I have spent many hours writing validation code for forms, code that read or updated databases, or code that looped through collections. Sure I got creative from time to time with how I wrote my code, but coding for Kinect lets me unleash my creativity in a whole new way!
I had the pleasure of hearing Bill Buxton speak a few months ago. Bill Buxton is the guru of User Experience. User Experience goes beyond just User Interface Design. He challenges us to not just think about making screens that are pretty and easy to use, but to think about the overall user experience. He described some of the ways user experience has evolved:
When you go to the washroom you wave your hand to get a paper towel. That was Kinect 1.0
When you leave the grocery store, the door opens automatically as you push your cart through the doorway. That was Kinect 2.0
So why are doors and paper towel dispensers smarter than our laptops?
It’s an interesting challenge to us as developers to find new ways to interact with our users. The Kinect opens up so many possibilities. Nissan has created a virtual experience using Kinect which shows how you could use Kinect to create a virtual showroom. Then there’s the Kinect virtual fitting room. Kinect provides us with a whole new set of choices when it comes to user experience and lets be honest, it is also just plain fun! Check out the Nerf Gun and Kinect skeletal tracking to protect your office (you can get the code here) or maybe you’d enjoy using Kinect to control Robosapien. Robosapien is a remote control robot that was a big hit with my kids for a few years, without Kinect you controlled it by pressing commands on the remote, using hand gestures and voice commands through Kinect instead of a remote is pretty cool.
So get your geek on with Kinect for Windows.

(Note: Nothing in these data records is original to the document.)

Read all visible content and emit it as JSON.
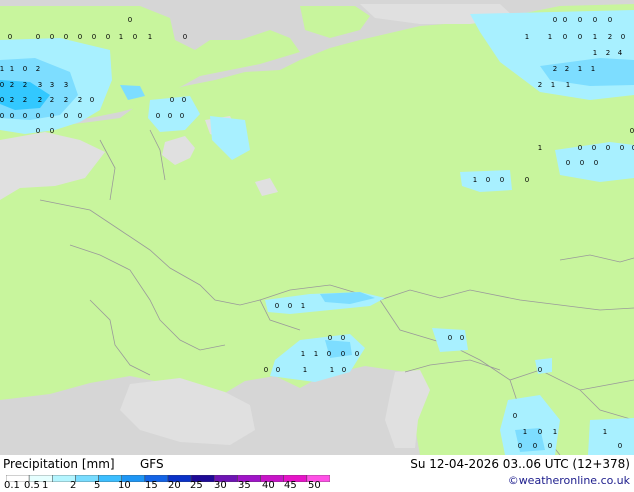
{
  "map": {
    "colors": {
      "land": "#c8f59d",
      "sea_ice": "#e0e0e0",
      "outside": "#d6d6d6",
      "border": "#9a9a9a",
      "precip_light": "#a8f0ff",
      "precip_mid": "#7dddff",
      "precip_heavy": "#32c8ff"
    },
    "values": [
      "0",
      "0",
      "0",
      "0",
      "0",
      "0",
      "0",
      "0",
      "0",
      "0",
      "0",
      "0",
      "0",
      "1",
      "0",
      "1",
      "0",
      "1",
      "1",
      "0",
      "0",
      "1",
      "2",
      "0",
      "1",
      "2",
      "4",
      "1",
      "1",
      "0",
      "2",
      "2",
      "2",
      "1",
      "1",
      "0",
      "2",
      "2",
      "3",
      "3",
      "3",
      "2",
      "1",
      "1",
      "0",
      "2",
      "2",
      "2",
      "2",
      "2",
      "2",
      "0",
      "0",
      "0",
      "0",
      "0",
      "0",
      "0",
      "0",
      "0",
      "0",
      "0",
      "0",
      "0",
      "0",
      "0",
      "0",
      "1",
      "0",
      "0",
      "0",
      "0",
      "0",
      "0",
      "0",
      "0",
      "1",
      "0",
      "0",
      "0",
      "0",
      "0",
      "1",
      "0",
      "0",
      "0",
      "0",
      "1",
      "1",
      "0",
      "0",
      "0",
      "0",
      "0",
      "1",
      "1",
      "0",
      "0",
      "0",
      "1",
      "0",
      "1",
      "1",
      "0",
      "0",
      "0",
      "0",
      "1",
      "1"
    ]
  },
  "footer": {
    "title": "Precipitation [mm]",
    "model": "GFS",
    "datetime": "Su 12-04-2026 03..06 UTC (12+378)",
    "credit": "©weatheronline.co.uk",
    "scale_labels": [
      "0.1",
      "0.5",
      "1",
      "2",
      "5",
      "10",
      "15",
      "20",
      "25",
      "30",
      "35",
      "40",
      "45",
      "50"
    ],
    "scale_colors": [
      "#ffffff",
      "#e6ffff",
      "#b4f5ff",
      "#78dcff",
      "#3cbeff",
      "#1e96f5",
      "#1464e6",
      "#0a32c8",
      "#1e0a96",
      "#6e14b4",
      "#a014c8",
      "#c814c8",
      "#e614c8",
      "#ff50e6"
    ]
  }
}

You’ll need the SDK which you can download here and you can keep up to date on the latest news and updates for Kinect for windows keep an eye on their blog. Happy coding!